ARUSHA, Tanzania, Jan. 24 (Xinhua) -- It is a wildlife sanctuary for almost every creature one can find on the African soil, yet its beauty has not received the attention it deserves from local and foreign tourists.
The 23-year-old Udzungwa Mountains National Park (UMNP) covers an area of 1,990 square kilometers and its name is probably a linguistic mismatch possibly by the Germans in reference of the word "Wasungwa", one of the tribes who live on the slopes of the mountains.
It is located 60 km south of Mikumi National Park along the Mikumi-Ifakara road and about 380 km from Dar es Salaam, Tanzania' s commercial capital.
It was declared a national park in 1992 by Prince Bernhard of Lippe-Biesterfeld of Netherlands, the founder of World Wide Fund (WWF).
The park has many unique and endemic plants, mammals, birds, amphibian, reptiles and butterflies that enrich its status. This is what makes it one of the most important parks in Tanzania.
Apart from other tourist attractions, the park is well-known for six primate species which were recorded, five of which are endemic. The Iringa Red Colobus and Sanje Crested Mangabey can not be seen anywhere else in the country.
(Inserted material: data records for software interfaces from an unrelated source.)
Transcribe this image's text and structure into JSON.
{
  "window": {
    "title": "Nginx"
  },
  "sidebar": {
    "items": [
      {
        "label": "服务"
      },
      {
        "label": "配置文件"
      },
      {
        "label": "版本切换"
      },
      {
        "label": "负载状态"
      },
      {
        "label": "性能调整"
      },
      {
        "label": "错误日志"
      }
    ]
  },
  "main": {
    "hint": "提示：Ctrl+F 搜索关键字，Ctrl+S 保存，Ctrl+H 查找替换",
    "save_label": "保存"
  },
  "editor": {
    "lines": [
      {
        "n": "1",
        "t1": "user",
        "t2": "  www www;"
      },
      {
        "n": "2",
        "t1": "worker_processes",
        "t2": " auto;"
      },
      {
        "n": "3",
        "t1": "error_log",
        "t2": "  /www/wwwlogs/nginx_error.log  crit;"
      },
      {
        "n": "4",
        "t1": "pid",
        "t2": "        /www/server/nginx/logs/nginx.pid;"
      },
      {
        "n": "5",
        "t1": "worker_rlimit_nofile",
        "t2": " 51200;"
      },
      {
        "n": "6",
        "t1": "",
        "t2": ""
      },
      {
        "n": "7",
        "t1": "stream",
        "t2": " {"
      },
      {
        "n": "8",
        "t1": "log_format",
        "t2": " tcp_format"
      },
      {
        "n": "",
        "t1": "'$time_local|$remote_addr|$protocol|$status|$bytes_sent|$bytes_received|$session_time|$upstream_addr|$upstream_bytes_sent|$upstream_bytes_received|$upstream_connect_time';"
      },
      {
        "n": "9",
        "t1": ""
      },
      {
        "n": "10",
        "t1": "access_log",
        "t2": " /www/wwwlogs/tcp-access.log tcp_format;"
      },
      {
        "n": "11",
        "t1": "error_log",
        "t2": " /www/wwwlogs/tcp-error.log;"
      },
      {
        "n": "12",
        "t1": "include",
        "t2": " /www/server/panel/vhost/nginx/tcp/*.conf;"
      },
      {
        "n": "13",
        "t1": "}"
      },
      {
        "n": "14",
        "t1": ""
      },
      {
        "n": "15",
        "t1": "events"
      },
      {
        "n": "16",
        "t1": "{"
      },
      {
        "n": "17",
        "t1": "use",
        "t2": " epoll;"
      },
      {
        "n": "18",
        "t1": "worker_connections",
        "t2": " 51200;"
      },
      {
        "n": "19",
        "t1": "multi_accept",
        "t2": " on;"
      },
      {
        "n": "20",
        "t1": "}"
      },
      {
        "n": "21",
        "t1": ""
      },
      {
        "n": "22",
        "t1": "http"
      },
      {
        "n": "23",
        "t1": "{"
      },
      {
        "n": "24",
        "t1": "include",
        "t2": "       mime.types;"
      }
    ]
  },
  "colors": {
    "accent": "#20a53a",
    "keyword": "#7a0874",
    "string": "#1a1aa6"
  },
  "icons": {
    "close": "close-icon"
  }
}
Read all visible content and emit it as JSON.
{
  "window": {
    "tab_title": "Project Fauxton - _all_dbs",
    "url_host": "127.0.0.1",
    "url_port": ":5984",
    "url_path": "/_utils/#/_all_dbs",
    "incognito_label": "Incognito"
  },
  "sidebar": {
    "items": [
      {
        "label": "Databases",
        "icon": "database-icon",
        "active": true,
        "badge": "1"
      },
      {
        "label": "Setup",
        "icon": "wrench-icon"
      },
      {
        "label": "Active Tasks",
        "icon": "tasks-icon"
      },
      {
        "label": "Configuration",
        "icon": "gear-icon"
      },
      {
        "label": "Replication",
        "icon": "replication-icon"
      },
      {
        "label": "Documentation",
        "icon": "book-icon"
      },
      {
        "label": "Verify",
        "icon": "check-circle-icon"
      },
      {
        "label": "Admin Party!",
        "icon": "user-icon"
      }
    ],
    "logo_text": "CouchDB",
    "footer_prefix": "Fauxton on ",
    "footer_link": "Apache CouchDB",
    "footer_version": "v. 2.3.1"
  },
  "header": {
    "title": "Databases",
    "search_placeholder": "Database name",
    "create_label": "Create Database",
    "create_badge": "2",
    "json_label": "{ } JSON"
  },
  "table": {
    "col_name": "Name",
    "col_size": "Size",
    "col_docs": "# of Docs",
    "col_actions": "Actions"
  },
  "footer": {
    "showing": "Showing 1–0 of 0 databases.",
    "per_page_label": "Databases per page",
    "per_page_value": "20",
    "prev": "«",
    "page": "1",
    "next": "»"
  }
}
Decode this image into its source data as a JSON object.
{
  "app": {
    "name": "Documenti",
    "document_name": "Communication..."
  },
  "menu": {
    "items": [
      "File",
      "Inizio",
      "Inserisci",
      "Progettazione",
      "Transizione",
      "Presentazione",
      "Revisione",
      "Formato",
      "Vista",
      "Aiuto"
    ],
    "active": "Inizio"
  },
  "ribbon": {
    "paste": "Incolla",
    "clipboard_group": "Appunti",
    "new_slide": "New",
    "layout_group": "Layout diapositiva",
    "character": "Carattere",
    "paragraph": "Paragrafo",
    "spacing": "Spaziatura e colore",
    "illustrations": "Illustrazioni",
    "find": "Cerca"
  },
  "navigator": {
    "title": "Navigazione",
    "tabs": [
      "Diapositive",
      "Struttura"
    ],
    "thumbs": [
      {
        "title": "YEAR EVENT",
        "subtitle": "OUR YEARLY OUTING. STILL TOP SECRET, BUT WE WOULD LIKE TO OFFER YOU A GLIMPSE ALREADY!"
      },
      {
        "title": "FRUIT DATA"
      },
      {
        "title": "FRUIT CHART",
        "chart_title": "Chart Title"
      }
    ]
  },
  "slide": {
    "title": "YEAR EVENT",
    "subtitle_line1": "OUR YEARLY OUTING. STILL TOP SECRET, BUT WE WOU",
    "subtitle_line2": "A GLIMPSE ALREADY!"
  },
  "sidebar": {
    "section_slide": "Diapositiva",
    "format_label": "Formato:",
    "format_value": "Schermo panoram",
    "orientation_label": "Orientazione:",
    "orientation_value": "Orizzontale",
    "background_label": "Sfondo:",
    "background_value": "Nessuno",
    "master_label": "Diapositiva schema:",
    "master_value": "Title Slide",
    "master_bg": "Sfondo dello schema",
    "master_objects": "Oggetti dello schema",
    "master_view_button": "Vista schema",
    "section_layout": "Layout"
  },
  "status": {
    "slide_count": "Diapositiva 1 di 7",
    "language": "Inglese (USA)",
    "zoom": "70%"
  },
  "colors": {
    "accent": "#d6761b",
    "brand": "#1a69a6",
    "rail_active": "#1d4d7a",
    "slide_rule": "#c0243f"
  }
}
"The mountains are perhaps the most important site in Africa for primate conservation," says Happiness Kiemi, the tourism promotion officer of the park.
It is also one of Tanzania's key sanctuaries of birds as it embraces more than 400 species from the lovely and easily located green-headed oriole to more than a dozen secretive Eastern Arc endemic birds.
Despite all the richness in biodiversity and the gorgeous physical outlook, the park has not yet attracted a reasonable number of tourists consistent with its place in global tourism.
With the tourism sector ranked the third after mining and agriculture in the importance of the country's economy, the Tanzania National Parks (Tanapa), the management authority of all the 16 national parks across Tanzania, is hopeful that southern Tanzania's tourist sites like UMNP can change the status quo.
Comparisons with a smaller park in northern part of the country do not make any good reading for Tanzania as far as income generation is concerned.
For instance, Lake Manyara National Park of roughly 330 square kilometers, which is much smaller than UMNP, attracts more than 130,000 foreign tourists - 10 percent of Tanzania's annual tourist arrivals.
Surprisingly, UMNP only boasts of 7,500 to 8,000 foreign tourists per annum, the number of which is very small.
Additionally, the park enjoys peace with beautiful environment, climate, as well as friendly people that could be a key in promoting tourism to unprecedented levels.
Kiemi describes the area as unique and there are ornithologists who think that the park is an avian wealth.
"There are so many things to do once you get into the park and one of them is a two-hour hike to the waterfall for camping safaris, bird watching, game drives and game viewing," she says.
"As park management authority, we have tried to create trails that make visitors ramble to Sanje and Msolwa waterfalls and the more challenging two nights Mwanihana trail that leads to high plateau with panoramic views surrounding sugarcane plantation and the highest point in the Eastern Arc ranges," she says.
"Our interest is to ensure that all tourist facilities are improved, so that more tourists will come here and enjoy the nature," she says